TASK PROMPT: All of the records below are to be output exactly; no image belongs in the result.

MATERIAL TO PROCESS:
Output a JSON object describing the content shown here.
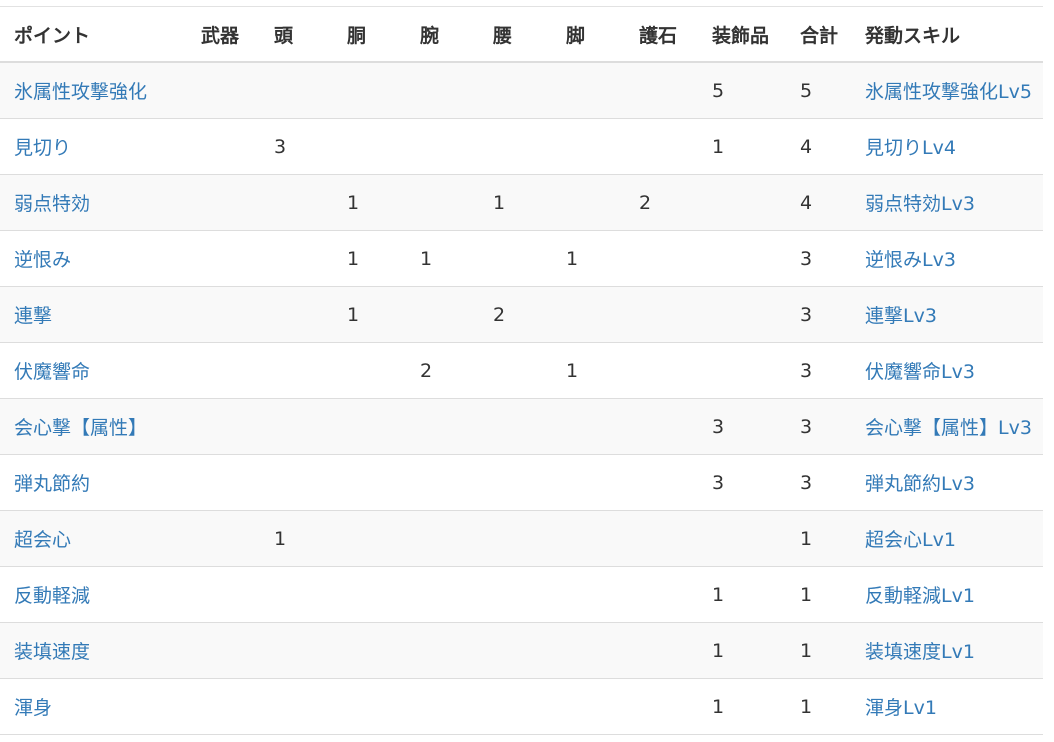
{
  "table": {
    "headers": [
      "ポイント",
      "武器",
      "頭",
      "胴",
      "腕",
      "腰",
      "脚",
      "護石",
      "装飾品",
      "合計",
      "発動スキル"
    ],
    "rows": [
      {
        "point": "氷属性攻撃強化",
        "weapon": "",
        "head": "",
        "body": "",
        "arm": "",
        "waist": "",
        "leg": "",
        "charm": "",
        "deco": "5",
        "total": "5",
        "skill": "氷属性攻撃強化Lv5"
      },
      {
        "point": "見切り",
        "weapon": "",
        "head": "3",
        "body": "",
        "arm": "",
        "waist": "",
        "leg": "",
        "charm": "",
        "deco": "1",
        "total": "4",
        "skill": "見切りLv4"
      },
      {
        "point": "弱点特効",
        "weapon": "",
        "head": "",
        "body": "1",
        "arm": "",
        "waist": "1",
        "leg": "",
        "charm": "2",
        "deco": "",
        "total": "4",
        "skill": "弱点特効Lv3"
      },
      {
        "point": "逆恨み",
        "weapon": "",
        "head": "",
        "body": "1",
        "arm": "1",
        "waist": "",
        "leg": "1",
        "charm": "",
        "deco": "",
        "total": "3",
        "skill": "逆恨みLv3"
      },
      {
        "point": "連撃",
        "weapon": "",
        "head": "",
        "body": "1",
        "arm": "",
        "waist": "2",
        "leg": "",
        "charm": "",
        "deco": "",
        "total": "3",
        "skill": "連撃Lv3"
      },
      {
        "point": "伏魔響命",
        "weapon": "",
        "head": "",
        "body": "",
        "arm": "2",
        "waist": "",
        "leg": "1",
        "charm": "",
        "deco": "",
        "total": "3",
        "skill": "伏魔響命Lv3"
      },
      {
        "point": "会心撃【属性】",
        "weapon": "",
        "head": "",
        "body": "",
        "arm": "",
        "waist": "",
        "leg": "",
        "charm": "",
        "deco": "3",
        "total": "3",
        "skill": "会心撃【属性】Lv3"
      },
      {
        "point": "弾丸節約",
        "weapon": "",
        "head": "",
        "body": "",
        "arm": "",
        "waist": "",
        "leg": "",
        "charm": "",
        "deco": "3",
        "total": "3",
        "skill": "弾丸節約Lv3"
      },
      {
        "point": "超会心",
        "weapon": "",
        "head": "1",
        "body": "",
        "arm": "",
        "waist": "",
        "leg": "",
        "charm": "",
        "deco": "",
        "total": "1",
        "skill": "超会心Lv1"
      },
      {
        "point": "反動軽減",
        "weapon": "",
        "head": "",
        "body": "",
        "arm": "",
        "waist": "",
        "leg": "",
        "charm": "",
        "deco": "1",
        "total": "1",
        "skill": "反動軽減Lv1"
      },
      {
        "point": "装填速度",
        "weapon": "",
        "head": "",
        "body": "",
        "arm": "",
        "waist": "",
        "leg": "",
        "charm": "",
        "deco": "1",
        "total": "1",
        "skill": "装填速度Lv1"
      },
      {
        "point": "渾身",
        "weapon": "",
        "head": "",
        "body": "",
        "arm": "",
        "waist": "",
        "leg": "",
        "charm": "",
        "deco": "1",
        "total": "1",
        "skill": "渾身Lv1"
      }
    ]
  },
  "colors": {
    "link": "#337ab7",
    "text": "#333333",
    "stripe": "#f9f9f9",
    "border": "#dddddd"
  }
}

EXPECTED OUTPUT:
Output a JSON object describing the content shown here.
{
  "table": {
    "headers": [
      "ポイント",
      "武器",
      "頭",
      "胴",
      "腕",
      "腰",
      "脚",
      "護石",
      "装飾品",
      "合計",
      "発動スキル"
    ],
    "rows": [
      {
        "point": "氷属性攻撃強化",
        "weapon": "",
        "head": "",
        "body": "",
        "arm": "",
        "waist": "",
        "leg": "",
        "charm": "",
        "deco": "5",
        "total": "5",
        "skill": "氷属性攻撃強化Lv5"
      },
      {
        "point": "見切り",
        "weapon": "",
        "head": "3",
        "body": "",
        "arm": "",
        "waist": "",
        "leg": "",
        "charm": "",
        "deco": "1",
        "total": "4",
        "skill": "見切りLv4"
      },
      {
        "point": "弱点特効",
        "weapon": "",
        "head": "",
        "body": "1",
        "arm": "",
        "waist": "1",
        "leg": "",
        "charm": "2",
        "deco": "",
        "total": "4",
        "skill": "弱点特効Lv3"
      },
      {
        "point": "逆恨み",
        "weapon": "",
        "head": "",
        "body": "1",
        "arm": "1",
        "waist": "",
        "leg": "1",
        "charm": "",
        "deco": "",
        "total": "3",
        "skill": "逆恨みLv3"
      },
      {
        "point": "連撃",
        "weapon": "",
        "head": "",
        "body": "1",
        "arm": "",
        "waist": "2",
        "leg": "",
        "charm": "",
        "deco": "",
        "total": "3",
        "skill": "連撃Lv3"
      },
      {
        "point": "伏魔響命",
        "weapon": "",
        "head": "",
        "body": "",
        "arm": "2",
        "waist": "",
        "leg": "1",
        "charm": "",
        "deco": "",
        "total": "3",
        "skill": "伏魔響命Lv3"
      },
      {
        "point": "会心撃【属性】",
        "weapon": "",
        "head": "",
        "body": "",
        "arm": "",
        "waist": "",
        "leg": "",
        "charm": "",
        "deco": "3",
        "total": "3",
        "skill": "会心撃【属性】Lv3"
      },
      {
        "point": "弾丸節約",
        "weapon": "",
        "head": "",
        "body": "",
        "arm": "",
        "waist": "",
        "leg": "",
        "charm": "",
        "deco": "3",
        "total": "3",
        "skill": "弾丸節約Lv3"
      },
      {
        "point": "超会心",
        "weapon": "",
        "head": "1",
        "body": "",
        "arm": "",
        "waist": "",
        "leg": "",
        "charm": "",
        "deco": "",
        "total": "1",
        "skill": "超会心Lv1"
      },
      {
        "point": "反動軽減",
        "weapon": "",
        "head": "",
        "body": "",
        "arm": "",
        "waist": "",
        "leg": "",
        "charm": "",
        "deco": "1",
        "total": "1",
        "skill": "反動軽減Lv1"
      },
      {
        "point": "装填速度",
        "weapon": "",
        "head": "",
        "body": "",
        "arm": "",
        "waist": "",
        "leg": "",
        "charm": "",
        "deco": "1",
        "total": "1",
        "skill": "装填速度Lv1"
      },
      {
        "point": "渾身",
        "weapon": "",
        "head": "",
        "body": "",
        "arm": "",
        "waist": "",
        "leg": "",
        "charm": "",
        "deco": "1",
        "total": "1",
        "skill": "渾身Lv1"
      }
    ]
  },
  "colors": {
    "link": "#337ab7",
    "text": "#333333",
    "stripe": "#f9f9f9",
    "border": "#dddddd"
  }
}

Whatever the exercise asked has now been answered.